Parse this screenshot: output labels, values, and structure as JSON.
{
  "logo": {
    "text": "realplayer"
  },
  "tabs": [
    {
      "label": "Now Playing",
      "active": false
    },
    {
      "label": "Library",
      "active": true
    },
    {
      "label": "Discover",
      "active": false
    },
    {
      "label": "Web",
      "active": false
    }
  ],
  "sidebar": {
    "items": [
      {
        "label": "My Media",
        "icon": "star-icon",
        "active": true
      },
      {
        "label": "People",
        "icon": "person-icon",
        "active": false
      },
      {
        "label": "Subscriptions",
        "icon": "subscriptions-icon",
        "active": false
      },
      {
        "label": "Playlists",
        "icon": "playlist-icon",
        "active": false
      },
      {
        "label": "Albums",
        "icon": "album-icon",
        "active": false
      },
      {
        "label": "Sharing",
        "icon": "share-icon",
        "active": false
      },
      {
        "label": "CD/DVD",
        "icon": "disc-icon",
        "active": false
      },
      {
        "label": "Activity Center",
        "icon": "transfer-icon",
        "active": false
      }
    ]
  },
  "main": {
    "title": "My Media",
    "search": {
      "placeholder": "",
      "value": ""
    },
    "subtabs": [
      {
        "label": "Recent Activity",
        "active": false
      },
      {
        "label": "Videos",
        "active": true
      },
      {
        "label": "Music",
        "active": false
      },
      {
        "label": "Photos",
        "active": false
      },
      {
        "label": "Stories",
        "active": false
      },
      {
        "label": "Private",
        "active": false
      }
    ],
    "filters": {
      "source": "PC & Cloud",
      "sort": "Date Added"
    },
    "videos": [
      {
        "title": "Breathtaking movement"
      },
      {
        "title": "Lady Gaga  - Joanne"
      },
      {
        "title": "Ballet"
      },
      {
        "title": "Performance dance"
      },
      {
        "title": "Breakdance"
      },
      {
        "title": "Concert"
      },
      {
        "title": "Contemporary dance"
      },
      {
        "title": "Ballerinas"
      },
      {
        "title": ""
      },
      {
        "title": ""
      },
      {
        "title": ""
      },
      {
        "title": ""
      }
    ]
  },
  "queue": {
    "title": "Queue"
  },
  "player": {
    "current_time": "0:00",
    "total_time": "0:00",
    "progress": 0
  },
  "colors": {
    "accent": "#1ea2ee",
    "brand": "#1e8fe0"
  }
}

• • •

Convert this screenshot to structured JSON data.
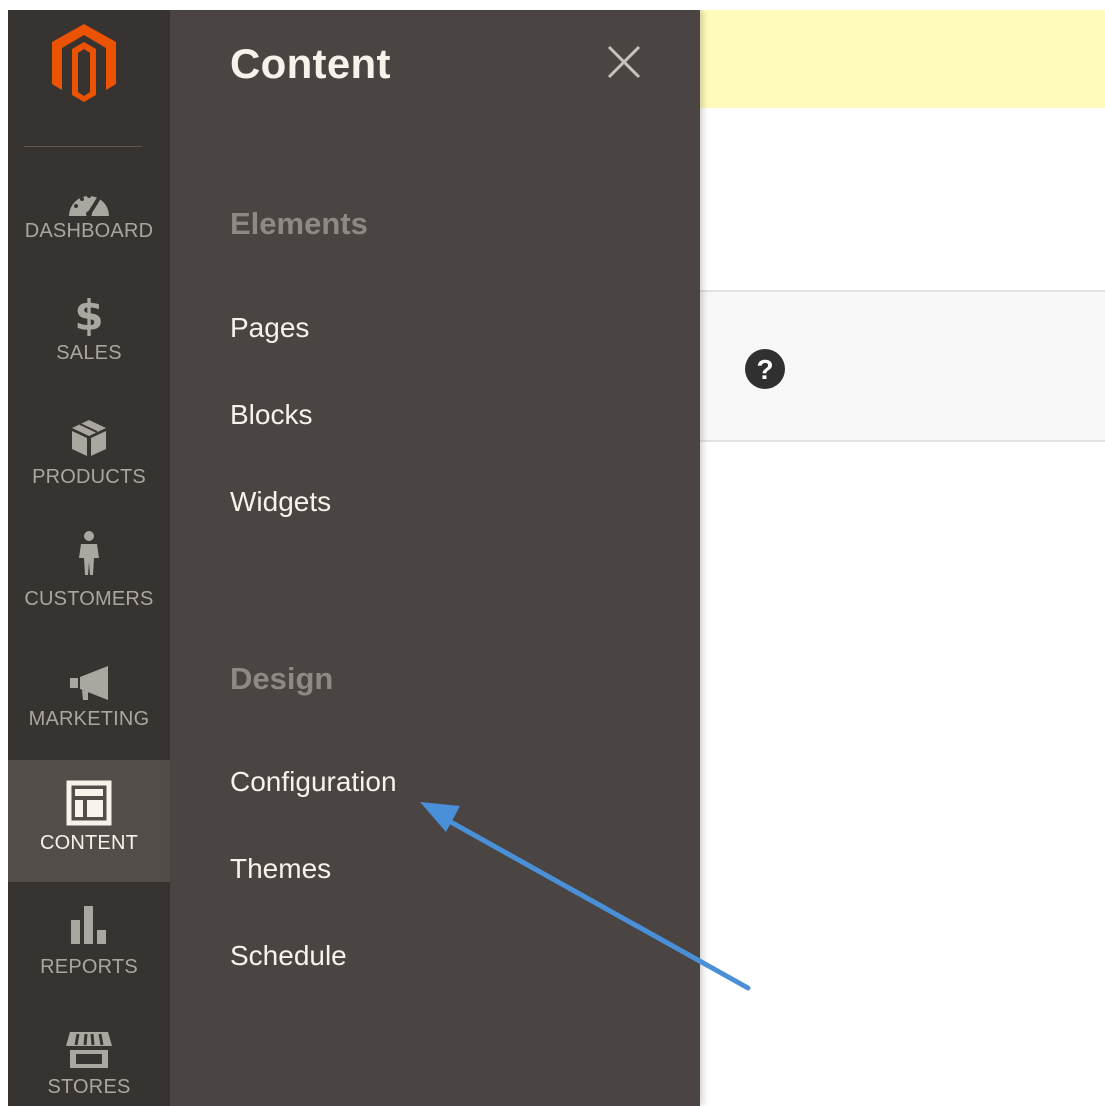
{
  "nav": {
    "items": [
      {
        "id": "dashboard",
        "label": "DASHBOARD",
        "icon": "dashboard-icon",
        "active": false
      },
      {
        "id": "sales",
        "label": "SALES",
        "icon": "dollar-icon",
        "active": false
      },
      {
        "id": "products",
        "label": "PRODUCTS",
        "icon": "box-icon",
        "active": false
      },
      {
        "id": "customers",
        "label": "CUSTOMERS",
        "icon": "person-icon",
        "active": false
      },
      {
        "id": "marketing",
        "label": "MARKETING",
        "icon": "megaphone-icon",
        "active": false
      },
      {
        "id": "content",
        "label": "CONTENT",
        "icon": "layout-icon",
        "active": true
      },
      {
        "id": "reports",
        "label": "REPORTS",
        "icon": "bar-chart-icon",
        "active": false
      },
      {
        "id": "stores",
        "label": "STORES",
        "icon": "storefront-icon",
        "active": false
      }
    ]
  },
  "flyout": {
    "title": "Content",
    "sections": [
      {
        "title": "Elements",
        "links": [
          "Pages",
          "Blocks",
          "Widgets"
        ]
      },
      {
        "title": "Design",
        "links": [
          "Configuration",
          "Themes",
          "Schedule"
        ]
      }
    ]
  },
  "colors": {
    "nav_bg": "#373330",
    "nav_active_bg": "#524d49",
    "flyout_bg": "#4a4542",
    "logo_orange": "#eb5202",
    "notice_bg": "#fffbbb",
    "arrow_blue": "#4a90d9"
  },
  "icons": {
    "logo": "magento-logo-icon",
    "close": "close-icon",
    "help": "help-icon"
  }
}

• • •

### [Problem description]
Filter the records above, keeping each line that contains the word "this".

### [Solved exercise]
Parse this screenshot: output labels, values, and structure as JSON.
Convert this screenshot to structured JSON data.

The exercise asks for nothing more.